• _WORK TASK_: Repeat the listing that follows without a single change.

• _GIVEN DATA_:
--- START ---

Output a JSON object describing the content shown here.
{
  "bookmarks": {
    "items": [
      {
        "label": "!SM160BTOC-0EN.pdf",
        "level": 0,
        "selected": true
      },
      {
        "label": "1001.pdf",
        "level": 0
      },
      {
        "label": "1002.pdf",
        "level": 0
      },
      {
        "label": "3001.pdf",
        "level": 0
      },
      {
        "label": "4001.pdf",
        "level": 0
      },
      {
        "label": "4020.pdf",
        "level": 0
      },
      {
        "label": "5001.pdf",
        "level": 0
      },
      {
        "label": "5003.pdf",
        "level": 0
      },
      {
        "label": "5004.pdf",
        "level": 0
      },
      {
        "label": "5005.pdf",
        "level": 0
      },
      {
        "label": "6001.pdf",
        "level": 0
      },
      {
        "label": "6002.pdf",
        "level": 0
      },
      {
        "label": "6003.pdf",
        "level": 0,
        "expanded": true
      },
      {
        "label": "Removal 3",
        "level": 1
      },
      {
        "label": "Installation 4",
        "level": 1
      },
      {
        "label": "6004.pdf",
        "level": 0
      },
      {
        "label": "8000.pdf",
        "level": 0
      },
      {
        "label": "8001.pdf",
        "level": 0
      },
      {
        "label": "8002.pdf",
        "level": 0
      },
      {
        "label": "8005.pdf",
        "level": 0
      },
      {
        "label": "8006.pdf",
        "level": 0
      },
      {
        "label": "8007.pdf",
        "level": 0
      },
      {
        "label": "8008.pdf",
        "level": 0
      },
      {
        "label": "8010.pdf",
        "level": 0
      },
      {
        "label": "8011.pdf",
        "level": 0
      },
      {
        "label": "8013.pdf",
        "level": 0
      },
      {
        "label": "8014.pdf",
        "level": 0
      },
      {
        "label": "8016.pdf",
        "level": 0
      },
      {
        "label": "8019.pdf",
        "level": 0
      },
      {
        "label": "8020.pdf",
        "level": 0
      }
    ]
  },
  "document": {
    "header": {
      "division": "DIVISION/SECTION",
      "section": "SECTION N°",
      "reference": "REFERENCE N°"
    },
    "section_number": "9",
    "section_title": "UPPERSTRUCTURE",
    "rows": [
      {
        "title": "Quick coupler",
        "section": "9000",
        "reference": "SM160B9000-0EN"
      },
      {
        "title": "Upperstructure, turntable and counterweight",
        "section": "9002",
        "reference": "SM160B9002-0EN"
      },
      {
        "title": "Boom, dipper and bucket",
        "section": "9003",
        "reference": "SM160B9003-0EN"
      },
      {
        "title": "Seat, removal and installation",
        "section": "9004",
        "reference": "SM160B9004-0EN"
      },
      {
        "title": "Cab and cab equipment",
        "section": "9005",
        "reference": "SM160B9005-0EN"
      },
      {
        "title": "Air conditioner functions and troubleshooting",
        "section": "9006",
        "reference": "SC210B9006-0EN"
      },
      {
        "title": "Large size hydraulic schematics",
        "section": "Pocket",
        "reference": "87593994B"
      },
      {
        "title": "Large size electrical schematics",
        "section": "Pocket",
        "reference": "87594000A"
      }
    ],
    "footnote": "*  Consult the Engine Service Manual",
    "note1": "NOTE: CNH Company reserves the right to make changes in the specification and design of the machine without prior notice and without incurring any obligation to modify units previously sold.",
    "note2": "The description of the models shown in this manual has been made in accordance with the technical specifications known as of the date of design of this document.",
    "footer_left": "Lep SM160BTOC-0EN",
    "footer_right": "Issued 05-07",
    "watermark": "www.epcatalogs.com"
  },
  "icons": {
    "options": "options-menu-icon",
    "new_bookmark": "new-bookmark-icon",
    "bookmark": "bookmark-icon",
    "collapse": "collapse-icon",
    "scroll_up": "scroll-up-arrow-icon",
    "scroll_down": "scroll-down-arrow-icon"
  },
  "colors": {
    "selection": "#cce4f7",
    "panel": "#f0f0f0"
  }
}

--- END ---

• _RESPONSE AREA_:
Output a JSON object describing the content shown here.
{
  "bookmarks": {
    "items": [
      {
        "label": "!SM160BTOC-0EN.pdf",
        "level": 0,
        "selected": true
      },
      {
        "label": "1001.pdf",
        "level": 0
      },
      {
        "label": "1002.pdf",
        "level": 0
      },
      {
        "label": "3001.pdf",
        "level": 0
      },
      {
        "label": "4001.pdf",
        "level": 0
      },
      {
        "label": "4020.pdf",
        "level": 0
      },
      {
        "label": "5001.pdf",
        "level": 0
      },
      {
        "label": "5003.pdf",
        "level": 0
      },
      {
        "label": "5004.pdf",
        "level": 0
      },
      {
        "label": "5005.pdf",
        "level": 0
      },
      {
        "label": "6001.pdf",
        "level": 0
      },
      {
        "label": "6002.pdf",
        "level": 0
      },
      {
        "label": "6003.pdf",
        "level": 0,
        "expanded": true
      },
      {
        "label": "Removal 3",
        "level": 1
      },
      {
        "label": "Installation 4",
        "level": 1
      },
      {
        "label": "6004.pdf",
        "level": 0
      },
      {
        "label": "8000.pdf",
        "level": 0
      },
      {
        "label": "8001.pdf",
        "level": 0
      },
      {
        "label": "8002.pdf",
        "level": 0
      },
      {
        "label": "8005.pdf",
        "level": 0
      },
      {
        "label": "8006.pdf",
        "level": 0
      },
      {
        "label": "8007.pdf",
        "level": 0
      },
      {
        "label": "8008.pdf",
        "level": 0
      },
      {
        "label": "8010.pdf",
        "level": 0
      },
      {
        "label": "8011.pdf",
        "level": 0
      },
      {
        "label": "8013.pdf",
        "level": 0
      },
      {
        "label": "8014.pdf",
        "level": 0
      },
      {
        "label": "8016.pdf",
        "level": 0
      },
      {
        "label": "8019.pdf",
        "level": 0
      },
      {
        "label": "8020.pdf",
        "level": 0
      }
    ]
  },
  "document": {
    "header": {
      "division": "DIVISION/SECTION",
      "section": "SECTION N°",
      "reference": "REFERENCE N°"
    },
    "section_number": "9",
    "section_title": "UPPERSTRUCTURE",
    "rows": [
      {
        "title": "Quick coupler",
        "section": "9000",
        "reference": "SM160B9000-0EN"
      },
      {
        "title": "Upperstructure, turntable and counterweight",
        "section": "9002",
        "reference": "SM160B9002-0EN"
      },
      {
        "title": "Boom, dipper and bucket",
        "section": "9003",
        "reference": "SM160B9003-0EN"
      },
      {
        "title": "Seat, removal and installation",
        "section": "9004",
        "reference": "SM160B9004-0EN"
      },
      {
        "title": "Cab and cab equipment",
        "section": "9005",
        "reference": "SM160B9005-0EN"
      },
      {
        "title": "Air conditioner functions and troubleshooting",
        "section": "9006",
        "reference": "SC210B9006-0EN"
      },
      {
        "title": "Large size hydraulic schematics",
        "section": "Pocket",
        "reference": "87593994B"
      },
      {
        "title": "Large size electrical schematics",
        "section": "Pocket",
        "reference": "87594000A"
      }
    ],
    "footnote": "*  Consult the Engine Service Manual",
    "note1": "NOTE: CNH Company reserves the right to make changes in the specification and design of the machine without prior notice and without incurring any obligation to modify units previously sold.",
    "note2": "The description of the models shown in this manual has been made in accordance with the technical specifications known as of the date of design of this document.",
    "footer_left": "Lep SM160BTOC-0EN",
    "footer_right": "Issued 05-07",
    "watermark": "www.epcatalogs.com"
  },
  "icons": {
    "options": "options-menu-icon",
    "new_bookmark": "new-bookmark-icon",
    "bookmark": "bookmark-icon",
    "collapse": "collapse-icon",
    "scroll_up": "scroll-up-arrow-icon",
    "scroll_down": "scroll-down-arrow-icon"
  },
  "colors": {
    "selection": "#cce4f7",
    "panel": "#f0f0f0"
  }
}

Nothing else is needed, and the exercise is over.